Defensive performance after a timeout
The following schools are listed in ascending order of points per possession allowed on the possessions immediately after a timeout.
|school||possessions||points||PPP||turnover rate||assist rate allowed|
Baylor's defensive efficiency on possessions in which the Bears are on defense immediately after a timeout is beyond impressive. Through Jan. 4, the best adjusted defensive efficiency rating nationally, per kenpom.com, is Tennessee at 0.86 points allowed per possession. Baylor's raw defensive efficiency rating (not adjusted for the quality of opponent or the location of the game, like kenpom.com) is literally half of Tennessee's national-best mark.
So whatever Scott Drew and his staff draw up in the huddle is likely to work. The Bears have forced their opponents into a turnover on 40 percent of their possessions after a timeout.
A defensive assist rate tells you what percent of the shots scored against the defense were assisted, so it can often work as a proxy to tell you how often baskets were scored within the flow of the offense, or whether opponents had to score on isolation plays after the original play broke down.

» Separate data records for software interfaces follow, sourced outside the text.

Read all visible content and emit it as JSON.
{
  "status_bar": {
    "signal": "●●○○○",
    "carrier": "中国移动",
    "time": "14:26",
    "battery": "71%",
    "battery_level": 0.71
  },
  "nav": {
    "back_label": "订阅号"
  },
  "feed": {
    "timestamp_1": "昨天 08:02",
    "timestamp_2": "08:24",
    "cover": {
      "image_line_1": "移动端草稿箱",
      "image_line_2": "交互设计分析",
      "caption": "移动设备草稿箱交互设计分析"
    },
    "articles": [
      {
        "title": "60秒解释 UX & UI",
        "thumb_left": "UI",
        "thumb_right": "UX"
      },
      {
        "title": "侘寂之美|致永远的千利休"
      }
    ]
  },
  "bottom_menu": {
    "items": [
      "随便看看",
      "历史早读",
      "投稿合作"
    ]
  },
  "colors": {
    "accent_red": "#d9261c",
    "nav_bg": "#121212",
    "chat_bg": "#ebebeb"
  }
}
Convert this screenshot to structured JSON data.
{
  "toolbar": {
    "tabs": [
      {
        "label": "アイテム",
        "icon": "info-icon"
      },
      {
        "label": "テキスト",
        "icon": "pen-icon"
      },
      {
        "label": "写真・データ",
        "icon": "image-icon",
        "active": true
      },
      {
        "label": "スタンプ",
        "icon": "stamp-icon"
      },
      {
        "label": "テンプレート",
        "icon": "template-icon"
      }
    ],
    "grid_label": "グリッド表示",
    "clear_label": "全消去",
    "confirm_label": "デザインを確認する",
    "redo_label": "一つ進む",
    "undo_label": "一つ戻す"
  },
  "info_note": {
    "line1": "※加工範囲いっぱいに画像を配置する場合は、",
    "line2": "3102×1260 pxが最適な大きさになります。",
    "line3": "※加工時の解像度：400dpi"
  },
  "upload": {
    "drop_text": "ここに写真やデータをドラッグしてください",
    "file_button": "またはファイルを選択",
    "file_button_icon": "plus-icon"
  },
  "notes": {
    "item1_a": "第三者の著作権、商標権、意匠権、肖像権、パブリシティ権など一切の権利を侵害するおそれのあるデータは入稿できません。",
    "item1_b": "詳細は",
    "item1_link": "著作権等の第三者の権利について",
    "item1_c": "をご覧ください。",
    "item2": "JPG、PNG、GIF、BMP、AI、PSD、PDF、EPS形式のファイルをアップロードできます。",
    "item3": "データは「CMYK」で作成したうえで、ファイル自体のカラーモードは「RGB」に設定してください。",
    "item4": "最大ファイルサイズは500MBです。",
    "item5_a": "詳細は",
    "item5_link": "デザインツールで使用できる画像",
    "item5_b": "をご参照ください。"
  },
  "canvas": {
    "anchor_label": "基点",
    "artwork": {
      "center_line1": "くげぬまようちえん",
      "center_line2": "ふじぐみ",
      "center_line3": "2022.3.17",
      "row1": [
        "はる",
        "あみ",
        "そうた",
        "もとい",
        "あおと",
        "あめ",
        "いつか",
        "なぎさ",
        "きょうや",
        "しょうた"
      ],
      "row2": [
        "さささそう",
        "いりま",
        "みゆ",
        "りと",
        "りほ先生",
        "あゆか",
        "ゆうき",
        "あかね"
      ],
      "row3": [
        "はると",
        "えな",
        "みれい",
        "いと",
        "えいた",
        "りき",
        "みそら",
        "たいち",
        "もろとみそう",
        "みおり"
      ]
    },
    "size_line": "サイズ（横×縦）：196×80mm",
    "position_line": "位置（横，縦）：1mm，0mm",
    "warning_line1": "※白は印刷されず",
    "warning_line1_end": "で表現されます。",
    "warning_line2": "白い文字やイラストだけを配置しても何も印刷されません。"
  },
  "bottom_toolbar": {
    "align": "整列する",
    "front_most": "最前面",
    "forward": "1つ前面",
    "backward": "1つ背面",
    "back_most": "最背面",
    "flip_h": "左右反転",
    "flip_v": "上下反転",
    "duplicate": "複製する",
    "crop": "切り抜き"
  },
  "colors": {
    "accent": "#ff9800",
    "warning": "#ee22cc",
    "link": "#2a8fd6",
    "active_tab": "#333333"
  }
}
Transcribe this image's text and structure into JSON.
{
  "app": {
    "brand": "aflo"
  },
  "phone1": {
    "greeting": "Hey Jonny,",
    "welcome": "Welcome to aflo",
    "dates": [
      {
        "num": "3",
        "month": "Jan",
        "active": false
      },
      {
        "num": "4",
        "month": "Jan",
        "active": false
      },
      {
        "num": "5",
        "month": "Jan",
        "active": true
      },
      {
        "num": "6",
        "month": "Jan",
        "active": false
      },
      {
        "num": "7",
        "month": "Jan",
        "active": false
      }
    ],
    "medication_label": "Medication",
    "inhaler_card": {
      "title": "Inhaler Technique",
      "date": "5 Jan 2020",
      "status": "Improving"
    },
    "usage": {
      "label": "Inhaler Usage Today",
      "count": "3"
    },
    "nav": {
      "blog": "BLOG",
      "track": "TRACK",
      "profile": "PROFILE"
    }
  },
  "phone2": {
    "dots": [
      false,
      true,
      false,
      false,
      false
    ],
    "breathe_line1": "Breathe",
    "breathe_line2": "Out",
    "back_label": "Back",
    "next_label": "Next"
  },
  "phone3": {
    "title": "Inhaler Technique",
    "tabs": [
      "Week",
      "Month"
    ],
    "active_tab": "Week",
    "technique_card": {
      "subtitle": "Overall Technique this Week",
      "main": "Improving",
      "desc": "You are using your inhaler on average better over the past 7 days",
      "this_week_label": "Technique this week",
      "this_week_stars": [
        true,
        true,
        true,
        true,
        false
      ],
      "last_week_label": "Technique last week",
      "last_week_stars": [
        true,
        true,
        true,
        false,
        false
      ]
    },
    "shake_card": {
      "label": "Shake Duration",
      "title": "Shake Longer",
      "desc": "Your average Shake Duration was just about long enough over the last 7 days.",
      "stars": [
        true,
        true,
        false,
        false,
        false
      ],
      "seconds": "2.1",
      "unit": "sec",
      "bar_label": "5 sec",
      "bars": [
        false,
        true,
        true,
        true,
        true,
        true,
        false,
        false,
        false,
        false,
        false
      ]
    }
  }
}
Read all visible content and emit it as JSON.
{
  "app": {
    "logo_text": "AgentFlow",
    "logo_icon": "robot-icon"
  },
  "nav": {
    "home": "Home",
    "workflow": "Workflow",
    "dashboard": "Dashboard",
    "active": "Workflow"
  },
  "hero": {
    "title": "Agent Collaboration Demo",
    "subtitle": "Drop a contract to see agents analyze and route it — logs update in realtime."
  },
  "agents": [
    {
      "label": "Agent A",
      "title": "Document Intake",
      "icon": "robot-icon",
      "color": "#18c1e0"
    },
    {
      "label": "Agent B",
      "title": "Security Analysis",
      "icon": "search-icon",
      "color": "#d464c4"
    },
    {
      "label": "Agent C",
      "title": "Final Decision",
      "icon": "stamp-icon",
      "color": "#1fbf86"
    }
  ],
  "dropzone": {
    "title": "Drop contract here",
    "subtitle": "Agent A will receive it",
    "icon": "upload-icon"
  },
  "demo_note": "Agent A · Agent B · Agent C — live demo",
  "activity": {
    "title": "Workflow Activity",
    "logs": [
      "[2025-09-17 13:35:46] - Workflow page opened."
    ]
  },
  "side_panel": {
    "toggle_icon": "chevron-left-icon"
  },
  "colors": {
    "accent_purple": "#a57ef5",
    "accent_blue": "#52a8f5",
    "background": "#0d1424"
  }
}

For reference, the best defensive assist rate in the country, through Jan. 4, is Saint Mary's with a 32.1-percent assist rate allowed. Texas is second nationally at 34.9 percent, so the Longhorns' general ability to limit assisted baskets after timeouts falls in line with the team's MO.